TASK DETAILS
The expected response is a copy of every line in the entries below that includes the word "Pedal".

*** RECORDS FOR THIS EXERCISE Section Begins ***

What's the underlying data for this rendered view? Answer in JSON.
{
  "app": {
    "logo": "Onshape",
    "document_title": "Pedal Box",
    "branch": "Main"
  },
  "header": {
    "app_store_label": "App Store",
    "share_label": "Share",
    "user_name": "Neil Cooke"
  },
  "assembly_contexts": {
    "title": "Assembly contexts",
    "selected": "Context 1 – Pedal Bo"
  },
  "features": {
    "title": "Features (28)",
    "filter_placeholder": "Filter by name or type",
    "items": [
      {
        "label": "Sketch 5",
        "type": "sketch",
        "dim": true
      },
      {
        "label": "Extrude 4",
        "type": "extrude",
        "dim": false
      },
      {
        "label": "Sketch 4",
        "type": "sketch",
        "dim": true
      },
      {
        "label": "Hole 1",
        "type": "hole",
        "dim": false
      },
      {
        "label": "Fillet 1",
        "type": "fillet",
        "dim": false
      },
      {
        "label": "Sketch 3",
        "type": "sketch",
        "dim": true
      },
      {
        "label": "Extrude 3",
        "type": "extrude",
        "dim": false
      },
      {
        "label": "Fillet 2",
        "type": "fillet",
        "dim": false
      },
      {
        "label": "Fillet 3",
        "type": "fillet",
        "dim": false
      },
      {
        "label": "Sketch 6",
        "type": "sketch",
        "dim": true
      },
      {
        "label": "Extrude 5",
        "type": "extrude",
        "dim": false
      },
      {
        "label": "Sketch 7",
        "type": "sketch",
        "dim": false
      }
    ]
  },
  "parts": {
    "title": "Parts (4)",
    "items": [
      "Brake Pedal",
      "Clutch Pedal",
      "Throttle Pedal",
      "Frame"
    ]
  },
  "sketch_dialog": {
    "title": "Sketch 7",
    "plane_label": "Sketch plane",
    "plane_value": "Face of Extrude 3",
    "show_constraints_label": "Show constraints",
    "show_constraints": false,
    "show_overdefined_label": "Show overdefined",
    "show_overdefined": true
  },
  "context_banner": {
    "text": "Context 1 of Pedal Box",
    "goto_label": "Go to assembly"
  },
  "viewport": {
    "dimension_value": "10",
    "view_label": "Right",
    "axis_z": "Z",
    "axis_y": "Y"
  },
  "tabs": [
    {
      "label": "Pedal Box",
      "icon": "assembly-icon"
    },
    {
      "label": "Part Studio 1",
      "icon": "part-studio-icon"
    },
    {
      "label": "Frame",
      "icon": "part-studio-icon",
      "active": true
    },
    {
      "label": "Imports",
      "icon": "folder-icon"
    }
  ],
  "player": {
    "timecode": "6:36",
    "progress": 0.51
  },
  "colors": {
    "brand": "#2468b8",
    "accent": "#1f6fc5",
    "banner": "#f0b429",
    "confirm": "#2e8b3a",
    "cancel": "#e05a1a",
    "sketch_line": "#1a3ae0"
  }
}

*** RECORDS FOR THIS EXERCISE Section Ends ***

RESULT FOR THIS TASK
    "document_title": "Pedal Box",
    "selected": "Context 1 – Pedal Bo"
      "Brake Pedal",
      "Clutch Pedal",
      "Throttle Pedal",
    "text": "Context 1 of Pedal Box",
      "label": "Pedal Box",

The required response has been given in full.